Next, he wanted a monochromatic look, a simple backdrop to showcase the merchandise. Starting with the old mauve-red brick on one interior wall, the dominant color in the space, the terrazzo was formulated to match it. The aggregate flecks of gray, black and ivory unify the elements of stainless steel equipment, black outlets and ivory ceiling.The color is carried out in the store’s brand identity, down to the bags for shoppers.

“It’s very consistent, clean and smooth with no seams,” Mr. Gatti reported, adding that he loves that countertops, sides, walls, and floor are all the same. “Everything is installed in a thoughtful way: all colors and ideas are integrated into the color scheme. It reads as monochromatic; if you squint, the space is monochromatic.”

Seemingly seamless

To create terrazzo-clad walls without divider strips and a poured-in-place appearance, six- to seven- foot square or rectangle terrazzo wall panels were precast and finished offsite. The terrazzo contractor then installed them and patched them together in place for a seamless appearance, explained Eddie Lourenco of Associated Terrazzo Company.

Pre-casting the panels allowed for tight, sharp and true inside and outside corners, a detail requested by the owner. A 3/4-inch radius on inside corners is typical in cast-in-place terrazzo because of the challenge of grinding a perfect 90-degree corner once it’s in place.

The wall sections were attached with epoxy glue over a plywood substrate that was screwed to wall studs. The edges were chiseled to avoid straight lines, then the joints between the separate panels were patched, hand-ground and hand-polished.

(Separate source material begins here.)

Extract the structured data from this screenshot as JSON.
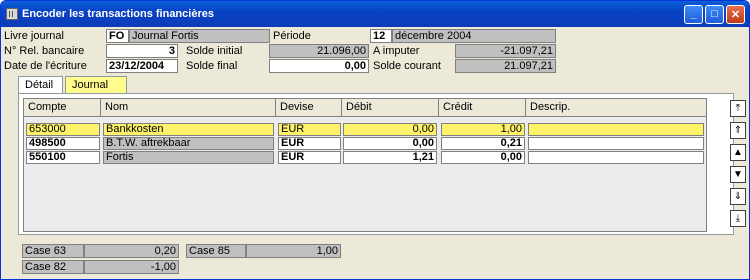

The epoxy mix was modified with a thickening agent for the vertical application so that it wouldn’t run when applied. Because both the thickener and the grinding speeds of hand tools affect the color of the terrazzo, a divider strip is typically placed between the vertical terrazzo and the horizontal terrazzo floor, which is generally enough to trick the eye from noticing any difference in color between the two according to Mr. Lourenco. On the walls, the thicker formula was used throughout in both the offsite precast and in the field vertical patchwork to keep the color consistent.

Using precast panels also helped speed the process in the field. The crew spent about two weeks casting in shop and two weeks onsite.

“Polishing in the field is an extremely exhaustive process and very challenging to achieve the finish,” observed Mr. Copperman. While machine polishing on a floor is aided by the force of gravity, hand-polishing on walls, where any imperfection would have been evident, presented a double challenge. “The contractor spent an enormous amount of time to get it perfect.”

Investment in Beauty

For Mr. Gatti, the design and restoration of this building is an investment in his community and his environment, more than in his bottom line.

“The money mongers are ruining the landscape of our cities, not to speak of our world,” Mr. Gatti declared. “Cheap apartments and terribly designed architecture are changing the way we think on a big picture level.”

The architect who drew up the plans, Elmer Lin of Consortium, explained: “This little building was given more attention than it ‘deserved.’” This little building could easily have been lost in the development rush. With the value of land, it could have been leveled for a ten-story condo for immediate return on investment.

“Instead we decided to keep and revitalize the gem that it is. This renovation is a monument to the love of the building.”